He admits that early in the life of the record the team faced pockets of resistance from programmers who said it was “a little [too] country” for them. But Young thinks their listeners were ready for something a little different since “we’ve been hitting them pretty hard as an industry with edgy, pop-sounding, bro-country records.” And as country as Pardi is, “he’s also very progressive in his production and sounds.”

Because the label has been “pounding” Pardi for several years at radio, Young also worried that programmers were initially thinking, “Oh, another Jon Pardi record.” But since “Head Over Boots” sounded so different and the hook was so strong, “the familiarity grew fast, but it never burned. It just continued to grow. It was a very cool thing.

“When stations started hitting 200 [or] 250 plays, we started seeing some research pop in different demos, and [the song began] outselling lots of records,” continues Young. “I remember we were probably in the 30s, maybe 40s, and it was outselling a majority of the current singles in front of it, all the way up to the top 10. So you share that information [with radio]. You just keep repeating it and repeating it.”

When the record hit No. 11, Young remembers having a conversation with UMGN senior vp promotion Royce Risser in which they decided to treat it like a No. 1 song and see where it took them. “We went out with that attitude and had the staff go out and say, ‘Hey, we’re taking this to No. 1. Here’s the week we’re going to do it,’ and just kept pounding [radio] with positive information … It all just came together.
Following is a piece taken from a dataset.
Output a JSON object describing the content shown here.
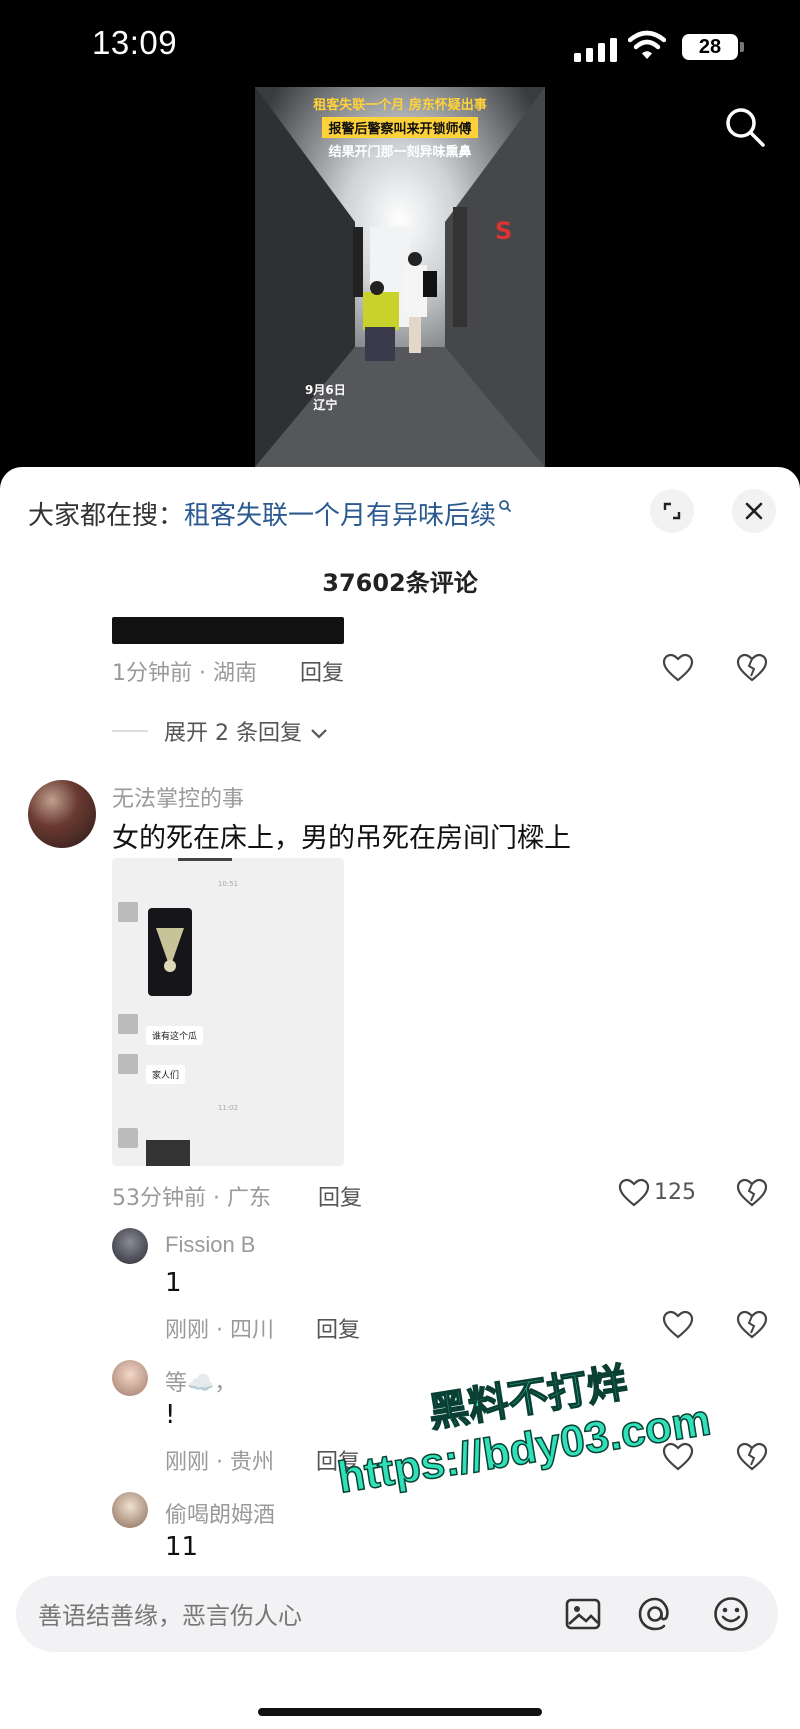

It was a perfect storm.”

Nashville's Music Row Has a No. 1 Pardi: What Does It Mean?

During one white-knuckle week when the single was in the top 10, the team found itself down in spins on a Saturday, but pulled out all the stops in calling programmers Young describes as “believers” to make up the deficit. He adds, “We are so grateful and so appreciative of radio being as engaged as they have been with Jon.”

On the weekend it became clear that “Head Over Boots” would reach No. 1, Young says Pardi “rented a big, huge, monster suite” at the Cosmopolitan of Las Vegas and threw a party.

Capitol West Coast regional Paige Elliott, who attended, said, “It was mostly just friends of the band at the party.” Fellow artists Brett YoungCole Swindell and Stephen Barker Liles of Love and Theft “also stopped by to offer their congratulations … Above all, it was just a night for everyone to take some time and appreciate how far we’ve come,” she says. “We’re all so happy to finally be here.”

Adds Elliott, “At midnight Pacific, when the chart closed, seven of us were piled into an Uber, sitting in traffic on the Strip. Lee Francis [from] Pardi’s band said, ‘Oh hey, it’s midnight, doesn’t that mean it’s official?,’ and we all high-fived each other. I can’t imagine what the Uber driver thought was going on.”

WSOC’s Stout thinks Pardi’s current album, California Sunrise, contains “two to three more top 10s coming our way.” Young is hoping that the next single, “Dirt on My Boots,” is one of them. It goes to radio Sept. 6 in advance of a Sept. 19 add date.

As for Pardi’s future as a star in the format, Young says, “I think we’ve crossed that bridge. It [just] took four-and-a-half years.”